The shed is four-bay with a slatted tank and feed barrier at the front, and a straw bedded loose area behind it (as shown in the picture). The shed is 19.2m (63ft) long over the four bays, while the span is 12.8m (42ft), including the 2.4m (8ft) roof overhang. The overhang is essential for keeping feed dry, Michael said. The shed was finished last October and the cattle went into it in November. Sensible use of gates and barriers mean the layout is flexible. Cows/weanlings can be locked on to the slats, or allowed back on to the straw. Creep gates are used for calves. ’’It’s a grand shed, I’m delighted with it to be honest,’’ he said.
The shed was built by TJ Garahy, based in Kiltegan, Co Wicklow; concreting was done by Tommy Ging. The shed and handling yard cost €80,000, excluding VAT, and before receipt of grant aid. Michael built under the FWMS, and has received his first 40% instalment.
Most farmers who built a winter house over the past two years also invested in a modern handling yard beside it. Michael’s new yard measures 18.2m long (60ft) and 9.1m wide (30ft), which is more than big enough. The door from the shed opens in a forcing pen for the race. Effectively, cattle can be let out of any of the pens in the shed, and straight into the race and crush. The walls are high at over 7ft. ’’They’re high enough so that the cattle are not tempted. And they give shelter to the yard,’’ he said
But, Michael also wanted the handling yard to be available if needed for other use, for example temporary holding and loading of grain at harvest time. As a result, the crush and race can be removed. The crush can be hitched on to the back of a jeep or tractor. The race can be lifted up. All its posts sit into lined holes in the concrete. At the same time, the race is secure and safe to operate; the centre post means the gate won’t bend under pressure from big suckler cows.
Metal work in the shed is simple, but effective. This creep gate is adjustable. The barrier is telescopic, sliding in to widen the gap as calves grow bigger. The bolt with a T-handle locks the sliding gate at the chosen width.
Inside the shed, all gate latches are stockproofed against nosing and licking. The guard has to be lifted up to allow the bar be slid across.
This gate won’t rattle in the wind On outside gates, a simple hoop welded on to a stanchion gives support. Held like this, the gate hinges are less likely to be damaged than if just a chain was used.
Lockable feed barriers are fitted on one bay. ’’They’re a must for suckler cows,’’ Michael said. ’’We did a ceasarean section on one, while she was restrained in one of the barriers.

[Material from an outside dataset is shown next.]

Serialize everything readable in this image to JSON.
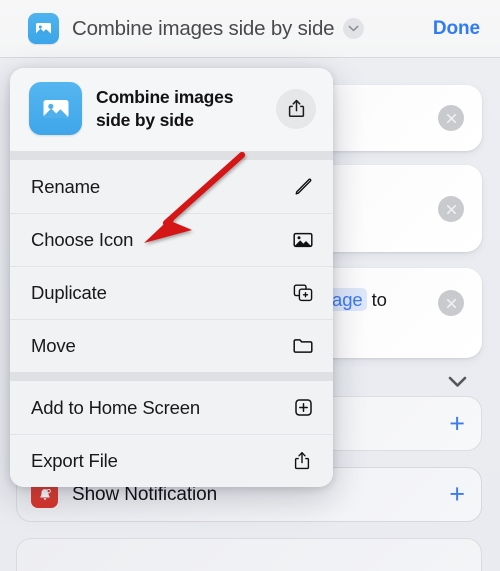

We had the comfort of the shed with good lighting, and all the rest. They’re not a lot extra in cost, perhaps €250 for a bay,’’ he said.
The site where the shed was built sloped down below the level of the existing yard, so the ground had to be raised at one end. The fall can be seen in this picture, which was taken by Elaine Tomlinson during the building job last autumn. The top of the underground tank, which is 8ft deep, was well above the original ground level, by as much as 1m at the near end.
Luckily, there was gravel freely available on the farm for building up the site. Michael told me that over 2,000 tonnes was used. The top soil was dug off the site, and then the gravel was hauled up by three dump trailers over the course of two days. Bought in fill would’ve cost from €100 to €150 plus VAT per 20t load, depending on what material was used, so even after allowing for the cost of haulage I calculate the saving would have been €10,000 or more.
Michael Tomlinson and his daughter, Elaine, outside the new suckler shed and handling yard.